FMA TOOLKIT: OVERVIEW & OPT-IN
On the pages of the FMA Toolkit you will find all the necessary information, regulatory legal documents, sample forms and case studies required to participate in the First Nations Fiscal Management Act (FMA), which is a required first step to accessing the powers and benefits accorded to First Nations through the First Nations Tax Commission (FNTC) and low-cost borrowing initiatives through the First Nations Finance Authority (FNFA).
FMA Fiscal Powers: Benefits to participating in the FMA.
The First Nations Fiscal Management Act, enacted in 2005, provides First Nations with access to a comprehensive property taxation framework. The FMA offers fiscal governance tools to increase revenue, improve financial management, and leverage property tax for long-term financing.

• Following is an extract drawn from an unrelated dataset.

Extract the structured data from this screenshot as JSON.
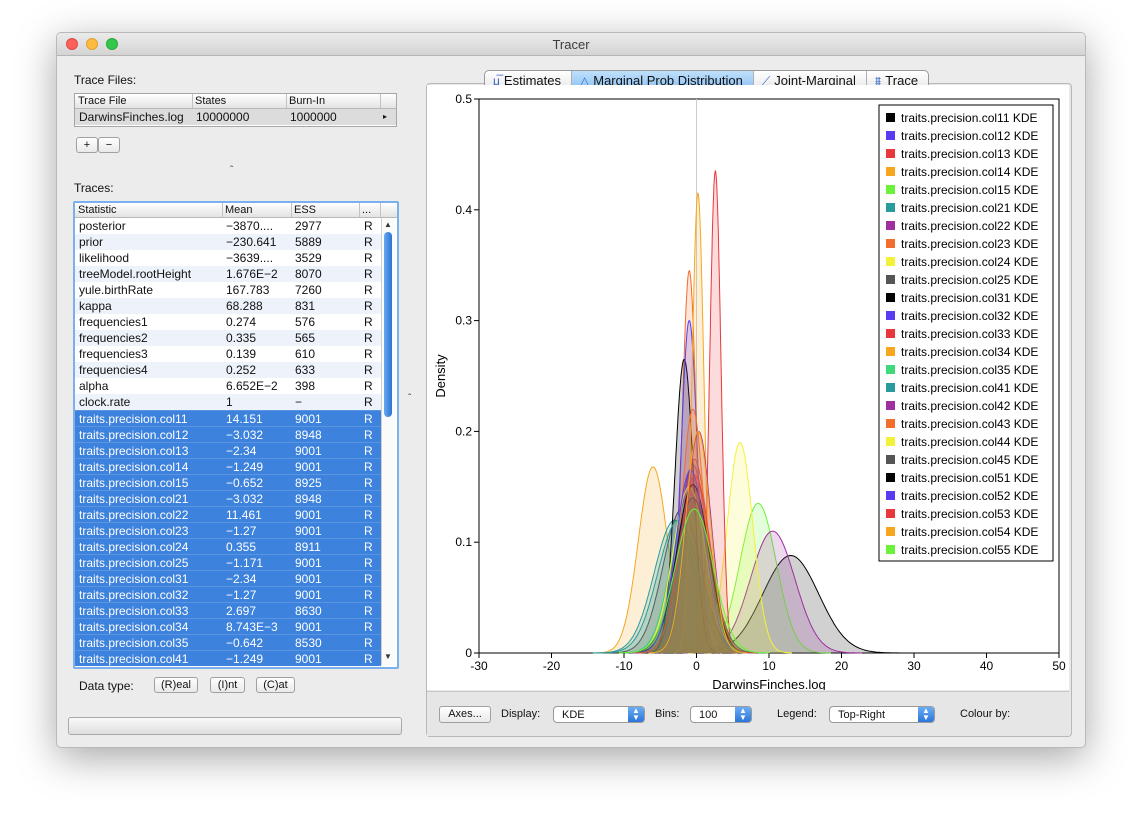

The comprehensive FMA framework provides confidence to investors by providing expanded powers and creating responsibilities for First Nations, and by creating institutions to support First Nations in the exercise of these powers and responsibilities.
Under the FMA, First Nations are able to make laws regarding:
- Property taxation
- Fees for the provision of services, use of facilities, and for regulatory processes
- The expenditure of local revenues
- Establishing procedures by which the interests of taxpayers may be represented to the Council
- The borrowing of money from the First Nations Finance Authority (FNFA)
- The enforcement of laws in respect to outstanding taxes, charges or fees
- The delegation of law-making powers
First Nation tax authorities levy and collect real property taxes in the same manner as local governments throughout Canada. First Nation real property tax systems base taxation on a property assessment, use market value assessment methods, use professional assessors, and set rates based on a budget. Procedures for assessment appeals and tax enforcement in First Nation tax systems are also similar to local government approaches.
Taxation laws enacted under the FMA must comply with all statutory requirements, any regulations made under the FMA and any standards established by the FNTC.
FMA and Schedule
The FMA came into force on April 1, 2006. The links below go to the full legal document of the FMA and all Regulations of General Application.
STEP 1: HOW TO PARTICIPATE IN THE FMA
First Nations wishing to operate property tax regimes, obtain financial performance and financial management certification, or access a bond financing regime under the FMA, first require to be added to the FMA Schedule*.
All bands (as defined in the Indian Act) are eligible to be added to the FMA schedule of participating First Nations.
Once a First Nation has opted in and is added to the FMA schedule – through a Band Council Resolution – they have access to all of the FMA fiscal powers, and to the wide range of services offered by the fiscal institutions.
If you’ve decided to proceed:
- SAMPLES, STANDARDS & GUIDES:
When a First Nation opts into the FMA, effective communication ensures that members, residents and taxpayers are aware of the system, its economic and service opportunities, and the responsibilities of the First Nation. A fundamental aspect of all tax systems is giving fair and adequate notice to those whose interests are at stake. At every critical step in the First Nation tax system there are notice provisions aimed at different stakeholders. Below are the standards and guidelines related to providing notice.
STEP 2: WORKING WITH THE FIRST NATIONS FISCAL INSTITUTIONS
Once a First Nation has been added to the FMA schedule, they can begin working with any or all of the First Nations institutions established under the FMA:
- First Nations Tax Commission (FNTC) is a shared-governance corporation that regulates and streamlines the approval of property tax and new local revenue laws of participating First Nations, builds administrative capacity through sample laws and accredited training, and reconciles First Nation government and taxpayer interests.
- First Nations Financial Management Board (FMB) is a shared-governance corporation which assists First Nations in strengthening their local financial management regimes and provides independent certification to support borrowing from First Nations Finance Authority and for First Nations economic development.
- First Nations Finance Authority (FNFA) is a non-profit corporation that permits qualifying First Nations to work co-operatively in raising long-term private capital at preferred rates through the issuance of bonds, and also provides investment services to First Nations.
The First Nations Institutions work together to improve the ability of First Nations governments to address the social and economic well-being of their communities, while providing the practical tools available to other governments for modern fiscal management.
NEXT STEPS: AS A PARTICIPATING FIRST NATION
To establish tax jurisdiction on reserve, First Nations first enact a Property Taxation and Property Assessment Law. To maintain their taxation system, they must pass an Annual Tax Rates Law and an Annual Expenditure Law. Most Nations then consider building on that established framework with additional local revenue laws such as a Development Cost Charge Law, a Property Transfer Tax Law, a Business Activity Tax Law, and a Service Fee/Taxes Law.
FAQs: TAXATION UNDER THE FMA